AP November 21, 2018, 3:46 PM UAE sentences British academic to life in prison on spying charges
LONDON — A British academic was sentenced to life in prison on Wednesday in the United Arab Emirates on charges that he was spying for the U.K. — a verdict that Britain described as shocking as it urged its Mideast ally to reconsider the decision.
Matthew Hedges, a 31-year-old PhD student in Middle Eastern Studies at Durham University, was arrested at Dubai Airport on May 5 and has been held in detention since. He can challenge the ruling within 30 days.
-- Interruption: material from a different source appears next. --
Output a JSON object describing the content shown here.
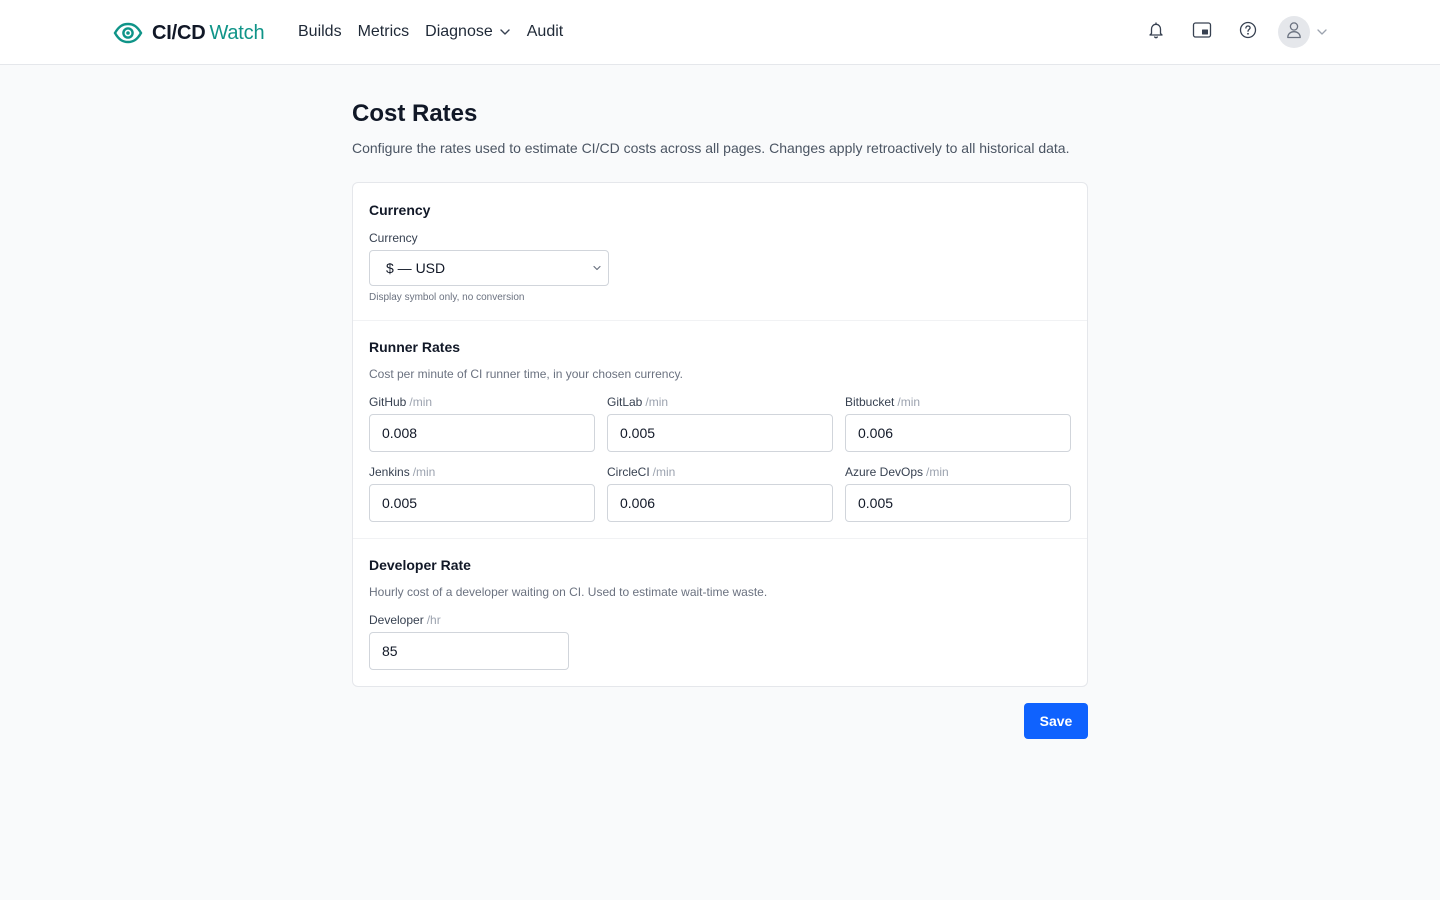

Foreign Secretary Jeremy Hunt had travelled to the UAE last week and discussed the case with Abu Dhabi Crown Prince Mohammed bin Zayed and Foreign Minister Abdullah bin Zayed. He described the situation as "unacceptable" and said the case would have consequences for bilateral relations.
"I regret the fact that we have reached this position and I urge the UAE to reconsider," Hunt said.
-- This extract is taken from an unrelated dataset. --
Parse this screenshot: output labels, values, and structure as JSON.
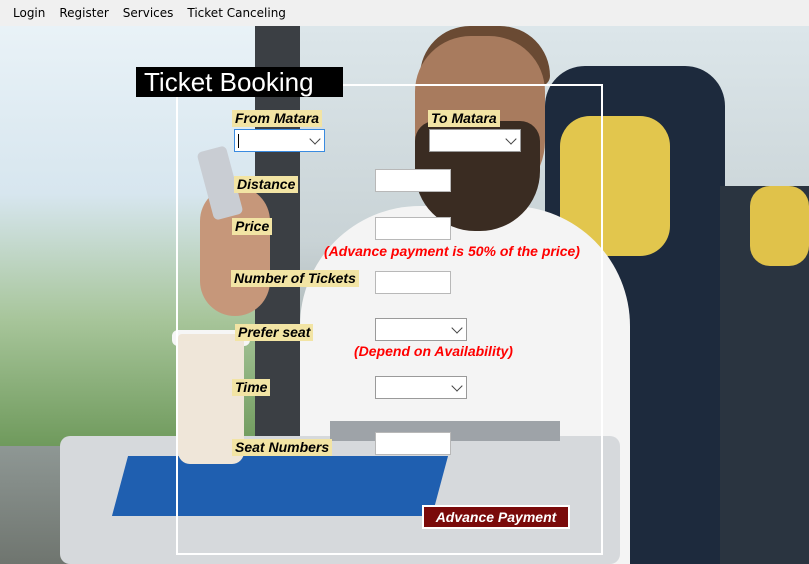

The harsh verdict is unusual for a British national in the UAE who is not accused of a violent crime. Hedges' wife Daniela Tejada, who was in court, said she was in "complete shock."
"Matthew is innocent," she said. "The Foreign Office know this and have made it clear to the UAE authorities that Matthew is not a spy for them."
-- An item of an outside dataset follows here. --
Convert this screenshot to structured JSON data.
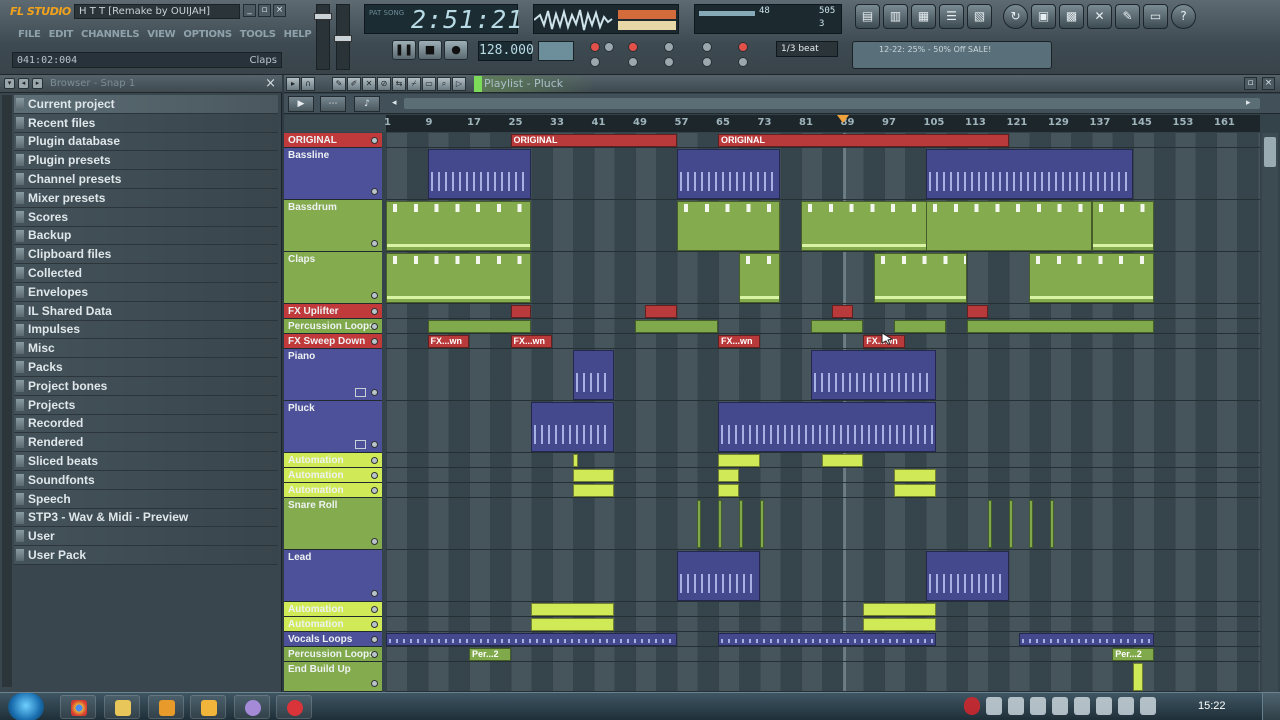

Urging the British government to make a stand for him, she added: "I am very scared for Matt. I don't know where they are taking him or what will happen now. Our nightmare has gotten even worse."
The Federal Appeals Court of Abu Dhabi said Hedges was found guilty of "spying on the UAE and providing sensitive security and intelligence information to third parties."
Local papers said police secured evidence of his activities from Hedges' electronic devices and surveillance by Emirati intelligence. Durham University, meanwhile, said that there was no reason to believe Hedges "was conducting anything other than legitimate academic research."
The emirates of Abu Dhabi and Dubai are home to large numbers of British nationals who work in a range of positions, from top management jobs and public relations to teaching and athletics. Ties between Britain and the seven emirates of the UAE run deep, dating back more than 200 years. The British were among the first contracted to help build the UAE's infrastructure after oil was discovered there in the early 1960s and retain a multimillion dollar arms trade.
The Muslim country on the eastern coast of the Arabian Peninsula prides itself on being tolerant of foreigners, and of being tourist-friendly. But British nationals have run afoul of local customs and laws, which prohibit public intoxication, kissing in public and cursing at someone — which can all lead to arrest and deportation.
Human Rights Watch said Hedges was detained at Dubai International Airport as he was preparing to leave the country following two weeks in the UAE. His wife said he was doing fieldwork for his doctoral thesis on the impact of Emirati security and foreign policies. The academic was charged after more than a month in detention, the group said.
"UAE rulers cannot claim to preside over a global knowledge and education hub while locking up academics for months in solitary confinement," Michael Page of Human Rights Watch said.